Published 5:45 pm Tuesday, April 28, 2020

The Albert Lea City Manager on Monday outlined changes in the city’s staffing plans for the coming weeks amid the COVID-19 pandemic.

David Todd said staff has been working on a plan to keep staff safe and healthy but also to show responsibility in stewardship of taxpayer funds. He noted staffing accounts for 72% of the city’s total budget and expenditures.

Of the city’s 139 full-time employees, he said 84 have been deemed essential, according to the governor’s current orders. Forty-eight of those employees are teleworking.

He said the city is implementing staff reductions in phases.

The first phase, which started March 17, included layoffs of some part-time employees who were not able to work due to Gov. Tim Walz’s order or who could not complete their jobs because of facility closures.

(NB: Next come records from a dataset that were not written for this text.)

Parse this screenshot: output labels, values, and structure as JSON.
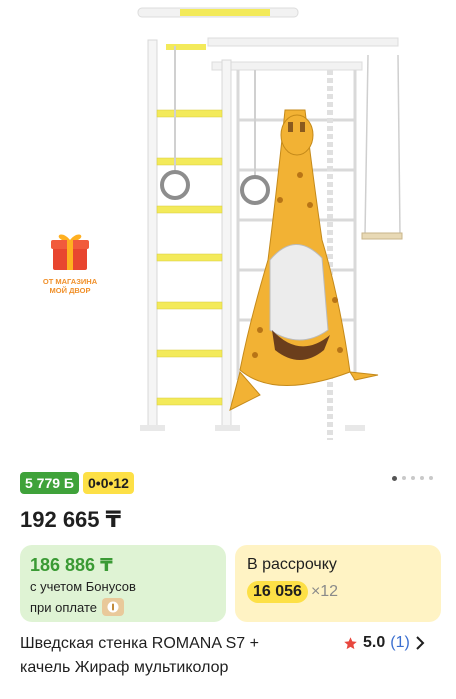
{
  "gallery": {
    "gift_badge": {
      "icon": "gift-icon",
      "line1": "от магазина",
      "line2": "МОЙ ДВОР"
    },
    "image_count": 5,
    "active_image": 1
  },
  "badges": {
    "bonus": "5 779 Б",
    "installment": "0•0•12"
  },
  "price": "192 665 ₸",
  "bonus_card": {
    "price": "186 886 ₸",
    "line1": "с учетом Бонусов",
    "line2": "при оплате",
    "icon": "payment-icon"
  },
  "installment_card": {
    "title": "В рассрочку",
    "amount": "16 056",
    "multiplier": "×12"
  },
  "product": {
    "title_line1": "Шведская стенка ROMANA S7 +",
    "title_line2": "качель Жираф мультиколор",
    "rating": "5.0",
    "reviews": "(1)"
  },
  "colors": {
    "green_badge": "#3fa23a",
    "yellow_badge": "#fde046",
    "bonus_green": "#3a9a34",
    "bonus_card_bg": "#dff3d4",
    "install_card_bg": "#fff3c4",
    "star": "#e8473e",
    "link_blue": "#3b6fd0"
  }
}
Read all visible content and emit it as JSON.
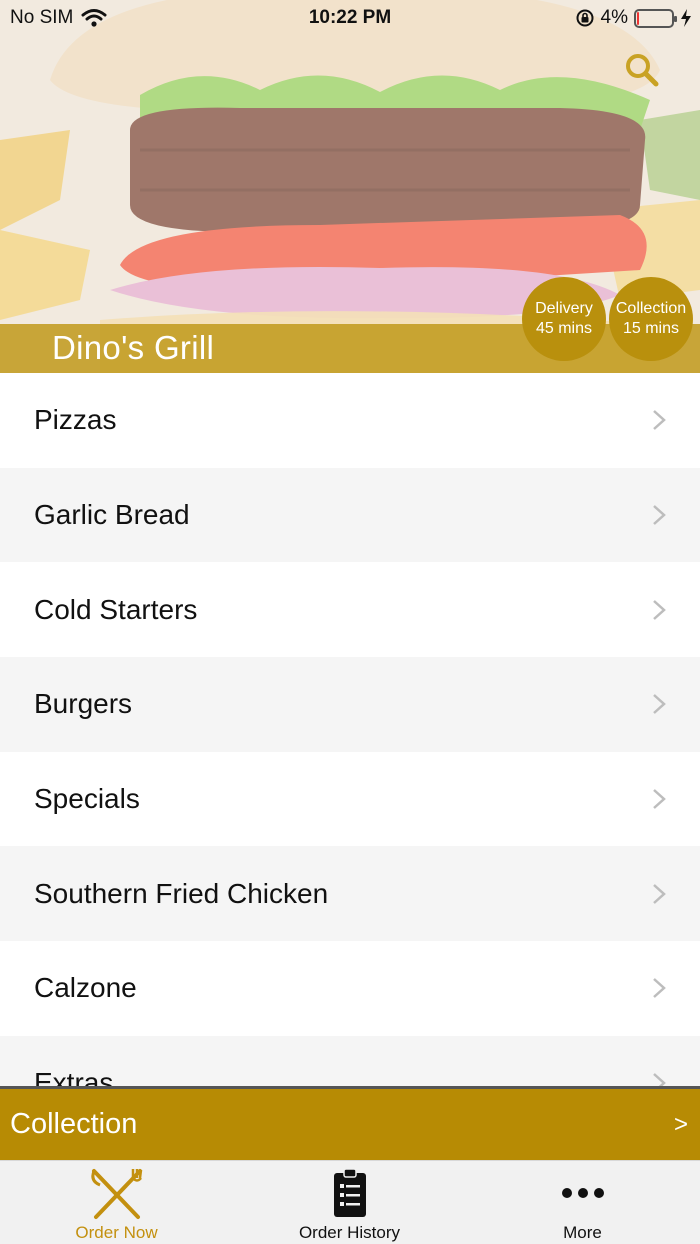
{
  "status_bar": {
    "carrier": "No SIM",
    "time": "10:22 PM",
    "battery_percent_label": "4%",
    "battery_level": 0.04
  },
  "restaurant": {
    "name": "Dino's Grill",
    "delivery": {
      "title": "Delivery",
      "time": "45 mins"
    },
    "collection": {
      "title": "Collection",
      "time": "15 mins"
    }
  },
  "menu": {
    "items": [
      {
        "label": "Pizzas"
      },
      {
        "label": "Garlic Bread"
      },
      {
        "label": "Cold Starters"
      },
      {
        "label": "Burgers"
      },
      {
        "label": "Specials"
      },
      {
        "label": "Southern Fried Chicken"
      },
      {
        "label": "Calzone"
      },
      {
        "label": "Extras"
      }
    ]
  },
  "order_mode": {
    "label": "Collection",
    "arrow": ">"
  },
  "tabs": [
    {
      "label": "Order Now",
      "icon": "fork-knife-icon",
      "active": true
    },
    {
      "label": "Order History",
      "icon": "clipboard-list-icon",
      "active": false
    },
    {
      "label": "More",
      "icon": "more-dots-icon",
      "active": false
    }
  ],
  "colors": {
    "accent": "#b78b04",
    "active_tab": "#c3900f"
  }
}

The second phase, which is expected to run May 4 through May 31, will primarily affect the senior center and the library. He said the city will furlough five full-time library employees, who will be eligible to use floating holidays, vacation and sick time to cover their time while furloughed and remain eligible for insurance benefits.

Recreation Manager Bob Furland said Tuesday three part-time employees have been furloughed with the senior center.

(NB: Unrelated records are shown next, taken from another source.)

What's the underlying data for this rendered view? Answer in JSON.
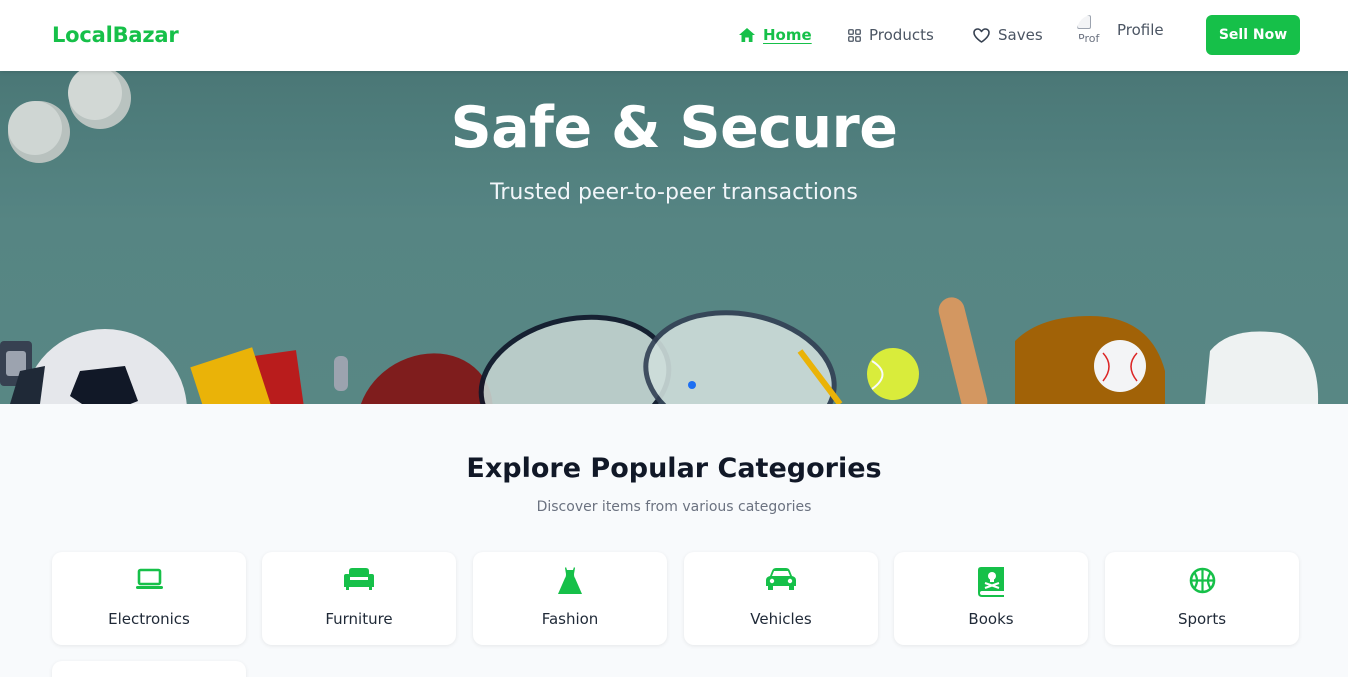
{
  "brand": {
    "name": "LocalBazar",
    "accent": "#16c049"
  },
  "nav": {
    "home": "Home",
    "products": "Products",
    "saves": "Saves",
    "profile": "Profile",
    "profile_avatar_alt": "Prof",
    "sell_button": "Sell Now"
  },
  "hero": {
    "title": "Safe & Secure",
    "subtitle": "Trusted peer-to-peer transactions"
  },
  "categories": {
    "title": "Explore Popular Categories",
    "subtitle": "Discover items from various categories",
    "items": [
      {
        "label": "Electronics",
        "icon": "laptop-icon"
      },
      {
        "label": "Furniture",
        "icon": "couch-icon"
      },
      {
        "label": "Fashion",
        "icon": "dress-icon"
      },
      {
        "label": "Vehicles",
        "icon": "car-icon"
      },
      {
        "label": "Books",
        "icon": "book-icon"
      },
      {
        "label": "Sports",
        "icon": "basketball-icon"
      }
    ]
  }
}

There is also a hiring freeze on all seasonal, temporary and permanent part-time employees, and hiring of essential personnel will be considered on a case-by-case basis. Some employees will likely be cross-trained to fulfill other duties, such as with the parks department.

City Hall remains closed; however, finance department staff will be answering the phones and routing calls from 8 a.m. to 2 p.m., he said. He said the library, city arena and senior center remain closed and noted that the senior center will likely remain closed for an indefinite amount of time because its clientele are the most susceptible to the virus.

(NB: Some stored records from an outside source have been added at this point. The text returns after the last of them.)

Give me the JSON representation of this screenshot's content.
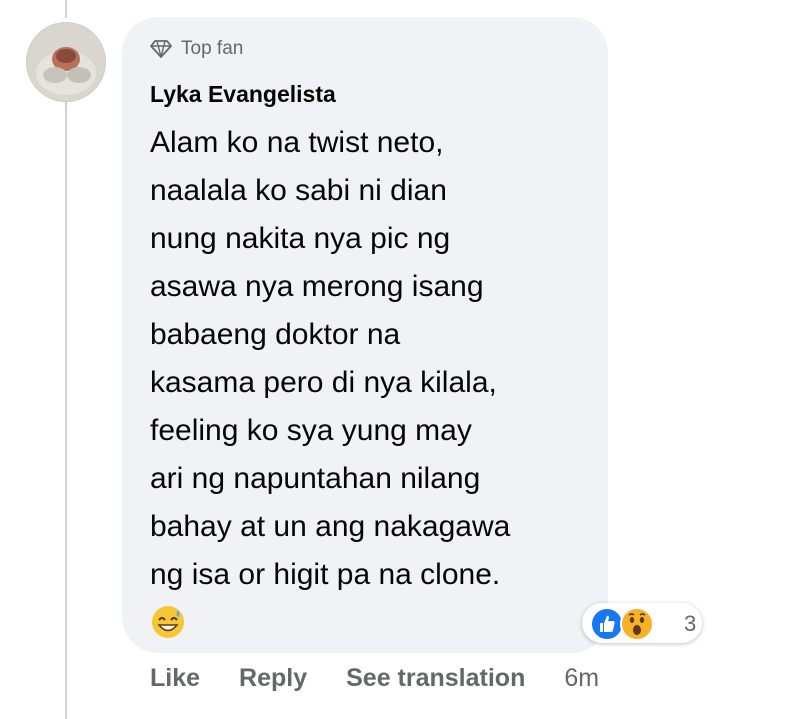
{
  "previous_reply_label": "Reply",
  "comment": {
    "badge": "Top fan",
    "author": "Lyka Evangelista",
    "text": "Alam ko na twist neto,\nnaalala ko sabi ni dian\nnung nakita nya pic ng\nasawa nya merong isang\nbabaeng doktor na\nkasama pero di nya kilala,\nfeeling ko sya yung may\nari ng napuntahan nilang\nbahay at un ang nakagawa\nng isa or higit pa na clone.",
    "emoji": "grinning-sweat-emoji",
    "reaction_icons": [
      "like-icon",
      "wow-icon"
    ],
    "reaction_count": "3"
  },
  "actions": {
    "like": "Like",
    "reply": "Reply",
    "see_translation": "See translation",
    "time": "6m"
  },
  "colors": {
    "bubble": "#f0f2f5",
    "secondary_text": "#65676b",
    "like_blue": "#1877f2",
    "wow_yellow": "#f7b125"
  }
}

Staff are evaluating the closure of the swimming pool for the season, the ice has been removed from the arena and he said most of the programming through the Parks and Recreation Department has been canceled.

Todd said a tracking system has been developed to track employees’ time used from homes, and employees who do not reach 80 hours can use floating holidays, vacation and sick time to make up for lower hours.

He said the city is also scrutinizing “each and every purchase,” reducing and eliminating overtime where feasible and eliminating travel not deemed necessary.

In areas where the governor is allowing people to return to work, a back-to-work plan with safety guidelines will have to be implemented. Some of the safety precautions being considered include screens between members of the public and staff with the finance department, the circulation desk in the library and the window for licenses and permits. Masks will also be given out to staff, as well as hand sanitizer and gloves.

The plan also includes monitoring in buildings of people entering such as at the Freeborn County courthouse with health questions and temperature monitoring.